### [HOW TO COMPLETE THIS TASK]
Copy every record below exactly as it stands.

___ RECORDED INFORMATION ___

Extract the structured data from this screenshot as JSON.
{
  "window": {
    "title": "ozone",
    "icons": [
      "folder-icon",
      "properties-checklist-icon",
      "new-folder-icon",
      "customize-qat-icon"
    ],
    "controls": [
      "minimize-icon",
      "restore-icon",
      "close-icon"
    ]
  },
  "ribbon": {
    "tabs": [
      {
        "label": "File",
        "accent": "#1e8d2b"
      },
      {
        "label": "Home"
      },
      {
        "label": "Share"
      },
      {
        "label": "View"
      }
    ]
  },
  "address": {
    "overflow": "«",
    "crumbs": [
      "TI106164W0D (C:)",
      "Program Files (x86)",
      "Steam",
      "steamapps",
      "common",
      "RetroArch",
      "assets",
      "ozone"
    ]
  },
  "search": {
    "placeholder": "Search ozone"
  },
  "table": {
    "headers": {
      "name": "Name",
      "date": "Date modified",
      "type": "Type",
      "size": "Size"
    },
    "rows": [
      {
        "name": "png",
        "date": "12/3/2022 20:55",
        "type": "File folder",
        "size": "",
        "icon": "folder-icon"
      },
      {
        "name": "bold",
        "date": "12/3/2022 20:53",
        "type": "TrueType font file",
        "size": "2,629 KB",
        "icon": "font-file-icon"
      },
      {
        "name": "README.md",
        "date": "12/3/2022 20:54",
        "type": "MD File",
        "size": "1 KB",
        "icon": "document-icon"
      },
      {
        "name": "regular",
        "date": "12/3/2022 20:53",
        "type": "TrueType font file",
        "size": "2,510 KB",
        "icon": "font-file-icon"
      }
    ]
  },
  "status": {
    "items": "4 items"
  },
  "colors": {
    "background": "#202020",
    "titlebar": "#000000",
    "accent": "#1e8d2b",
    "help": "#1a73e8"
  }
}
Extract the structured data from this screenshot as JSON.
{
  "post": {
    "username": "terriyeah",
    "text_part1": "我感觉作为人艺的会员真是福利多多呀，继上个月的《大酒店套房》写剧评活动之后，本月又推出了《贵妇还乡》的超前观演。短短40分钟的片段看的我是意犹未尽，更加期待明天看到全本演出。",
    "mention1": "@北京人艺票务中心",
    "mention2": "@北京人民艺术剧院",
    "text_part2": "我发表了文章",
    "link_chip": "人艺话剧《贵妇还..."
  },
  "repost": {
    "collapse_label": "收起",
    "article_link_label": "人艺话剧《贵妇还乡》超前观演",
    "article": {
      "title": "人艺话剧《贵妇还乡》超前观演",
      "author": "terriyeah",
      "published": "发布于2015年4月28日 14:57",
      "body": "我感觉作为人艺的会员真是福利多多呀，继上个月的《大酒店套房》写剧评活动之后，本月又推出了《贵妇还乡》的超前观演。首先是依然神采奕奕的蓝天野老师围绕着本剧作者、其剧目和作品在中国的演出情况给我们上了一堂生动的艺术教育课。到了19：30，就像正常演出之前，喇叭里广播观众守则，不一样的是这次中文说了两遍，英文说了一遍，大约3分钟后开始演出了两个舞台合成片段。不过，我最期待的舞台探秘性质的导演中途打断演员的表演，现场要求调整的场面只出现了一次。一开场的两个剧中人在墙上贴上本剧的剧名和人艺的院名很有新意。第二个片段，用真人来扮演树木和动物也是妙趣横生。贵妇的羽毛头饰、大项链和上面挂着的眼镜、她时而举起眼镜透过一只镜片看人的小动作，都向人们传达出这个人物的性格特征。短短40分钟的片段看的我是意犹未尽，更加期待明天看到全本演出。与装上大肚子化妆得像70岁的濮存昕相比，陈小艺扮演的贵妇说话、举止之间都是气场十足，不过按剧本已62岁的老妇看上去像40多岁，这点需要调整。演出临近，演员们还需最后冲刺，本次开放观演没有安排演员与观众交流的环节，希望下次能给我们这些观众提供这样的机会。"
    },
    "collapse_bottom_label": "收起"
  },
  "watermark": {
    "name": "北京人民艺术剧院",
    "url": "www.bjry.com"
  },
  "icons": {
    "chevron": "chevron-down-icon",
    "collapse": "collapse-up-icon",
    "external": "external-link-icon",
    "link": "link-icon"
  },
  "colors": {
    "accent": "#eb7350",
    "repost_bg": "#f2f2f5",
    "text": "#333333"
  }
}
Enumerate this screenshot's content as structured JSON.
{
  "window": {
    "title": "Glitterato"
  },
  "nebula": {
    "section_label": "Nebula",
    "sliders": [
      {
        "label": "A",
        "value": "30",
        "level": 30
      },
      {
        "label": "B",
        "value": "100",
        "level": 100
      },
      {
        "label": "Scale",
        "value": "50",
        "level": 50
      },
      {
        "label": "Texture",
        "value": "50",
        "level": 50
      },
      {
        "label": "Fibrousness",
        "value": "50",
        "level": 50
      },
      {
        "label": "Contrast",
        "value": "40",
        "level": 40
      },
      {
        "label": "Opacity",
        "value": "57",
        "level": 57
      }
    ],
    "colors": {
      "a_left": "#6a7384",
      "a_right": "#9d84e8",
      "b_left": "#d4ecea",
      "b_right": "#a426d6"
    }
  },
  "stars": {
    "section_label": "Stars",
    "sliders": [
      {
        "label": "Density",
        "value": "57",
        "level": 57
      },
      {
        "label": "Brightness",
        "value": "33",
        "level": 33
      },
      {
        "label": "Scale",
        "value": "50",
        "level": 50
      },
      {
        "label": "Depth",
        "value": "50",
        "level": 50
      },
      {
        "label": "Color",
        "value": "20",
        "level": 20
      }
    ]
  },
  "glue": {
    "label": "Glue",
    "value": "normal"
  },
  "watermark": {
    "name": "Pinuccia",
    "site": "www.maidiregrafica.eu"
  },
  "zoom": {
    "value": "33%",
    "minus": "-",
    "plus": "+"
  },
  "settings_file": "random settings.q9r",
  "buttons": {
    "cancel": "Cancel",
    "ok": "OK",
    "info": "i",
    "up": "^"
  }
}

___

### [EXERCISE ANSWER]
Extract the structured data from this screenshot as JSON.
{
  "window": {
    "title": "ozone",
    "icons": [
      "folder-icon",
      "properties-checklist-icon",
      "new-folder-icon",
      "customize-qat-icon"
    ],
    "controls": [
      "minimize-icon",
      "restore-icon",
      "close-icon"
    ]
  },
  "ribbon": {
    "tabs": [
      {
        "label": "File",
        "accent": "#1e8d2b"
      },
      {
        "label": "Home"
      },
      {
        "label": "Share"
      },
      {
        "label": "View"
      }
    ]
  },
  "address": {
    "overflow": "«",
    "crumbs": [
      "TI106164W0D (C:)",
      "Program Files (x86)",
      "Steam",
      "steamapps",
      "common",
      "RetroArch",
      "assets",
      "ozone"
    ]
  },
  "search": {
    "placeholder": "Search ozone"
  },
  "table": {
    "headers": {
      "name": "Name",
      "date": "Date modified",
      "type": "Type",
      "size": "Size"
    },
    "rows": [
      {
        "name": "png",
        "date": "12/3/2022 20:55",
        "type": "File folder",
        "size": "",
        "icon": "folder-icon"
      },
      {
        "name": "bold",
        "date": "12/3/2022 20:53",
        "type": "TrueType font file",
        "size": "2,629 KB",
        "icon": "font-file-icon"
      },
      {
        "name": "README.md",
        "date": "12/3/2022 20:54",
        "type": "MD File",
        "size": "1 KB",
        "icon": "document-icon"
      },
      {
        "name": "regular",
        "date": "12/3/2022 20:53",
        "type": "TrueType font file",
        "size": "2,510 KB",
        "icon": "font-file-icon"
      }
    ]
  },
  "status": {
    "items": "4 items"
  },
  "colors": {
    "background": "#202020",
    "titlebar": "#000000",
    "accent": "#1e8d2b",
    "help": "#1a73e8"
  }
}
Extract the structured data from this screenshot as JSON.
{
  "post": {
    "username": "terriyeah",
    "text_part1": "我感觉作为人艺的会员真是福利多多呀，继上个月的《大酒店套房》写剧评活动之后，本月又推出了《贵妇还乡》的超前观演。短短40分钟的片段看的我是意犹未尽，更加期待明天看到全本演出。",
    "mention1": "@北京人艺票务中心",
    "mention2": "@北京人民艺术剧院",
    "text_part2": "我发表了文章",
    "link_chip": "人艺话剧《贵妇还..."
  },
  "repost": {
    "collapse_label": "收起",
    "article_link_label": "人艺话剧《贵妇还乡》超前观演",
    "article": {
      "title": "人艺话剧《贵妇还乡》超前观演",
      "author": "terriyeah",
      "published": "发布于2015年4月28日 14:57",
      "body": "我感觉作为人艺的会员真是福利多多呀，继上个月的《大酒店套房》写剧评活动之后，本月又推出了《贵妇还乡》的超前观演。首先是依然神采奕奕的蓝天野老师围绕着本剧作者、其剧目和作品在中国的演出情况给我们上了一堂生动的艺术教育课。到了19：30，就像正常演出之前，喇叭里广播观众守则，不一样的是这次中文说了两遍，英文说了一遍，大约3分钟后开始演出了两个舞台合成片段。不过，我最期待的舞台探秘性质的导演中途打断演员的表演，现场要求调整的场面只出现了一次。一开场的两个剧中人在墙上贴上本剧的剧名和人艺的院名很有新意。第二个片段，用真人来扮演树木和动物也是妙趣横生。贵妇的羽毛头饰、大项链和上面挂着的眼镜、她时而举起眼镜透过一只镜片看人的小动作，都向人们传达出这个人物的性格特征。短短40分钟的片段看的我是意犹未尽，更加期待明天看到全本演出。与装上大肚子化妆得像70岁的濮存昕相比，陈小艺扮演的贵妇说话、举止之间都是气场十足，不过按剧本已62岁的老妇看上去像40多岁，这点需要调整。演出临近，演员们还需最后冲刺，本次开放观演没有安排演员与观众交流的环节，希望下次能给我们这些观众提供这样的机会。"
    },
    "collapse_bottom_label": "收起"
  },
  "watermark": {
    "name": "北京人民艺术剧院",
    "url": "www.bjry.com"
  },
  "icons": {
    "chevron": "chevron-down-icon",
    "collapse": "collapse-up-icon",
    "external": "external-link-icon",
    "link": "link-icon"
  },
  "colors": {
    "accent": "#eb7350",
    "repost_bg": "#f2f2f5",
    "text": "#333333"
  }
}
Enumerate this screenshot's content as structured JSON.
{
  "window": {
    "title": "Glitterato"
  },
  "nebula": {
    "section_label": "Nebula",
    "sliders": [
      {
        "label": "A",
        "value": "30",
        "level": 30
      },
      {
        "label": "B",
        "value": "100",
        "level": 100
      },
      {
        "label": "Scale",
        "value": "50",
        "level": 50
      },
      {
        "label": "Texture",
        "value": "50",
        "level": 50
      },
      {
        "label": "Fibrousness",
        "value": "50",
        "level": 50
      },
      {
        "label": "Contrast",
        "value": "40",
        "level": 40
      },
      {
        "label": "Opacity",
        "value": "57",
        "level": 57
      }
    ],
    "colors": {
      "a_left": "#6a7384",
      "a_right": "#9d84e8",
      "b_left": "#d4ecea",
      "b_right": "#a426d6"
    }
  },
  "stars": {
    "section_label": "Stars",
    "sliders": [
      {
        "label": "Density",
        "value": "57",
        "level": 57
      },
      {
        "label": "Brightness",
        "value": "33",
        "level": 33
      },
      {
        "label": "Scale",
        "value": "50",
        "level": 50
      },
      {
        "label": "Depth",
        "value": "50",
        "level": 50
      },
      {
        "label": "Color",
        "value": "20",
        "level": 20
      }
    ]
  },
  "glue": {
    "label": "Glue",
    "value": "normal"
  },
  "watermark": {
    "name": "Pinuccia",
    "site": "www.maidiregrafica.eu"
  },
  "zoom": {
    "value": "33%",
    "minus": "-",
    "plus": "+"
  },
  "settings_file": "random settings.q9r",
  "buttons": {
    "cancel": "Cancel",
    "ok": "OK",
    "info": "i",
    "up": "^"
  }
}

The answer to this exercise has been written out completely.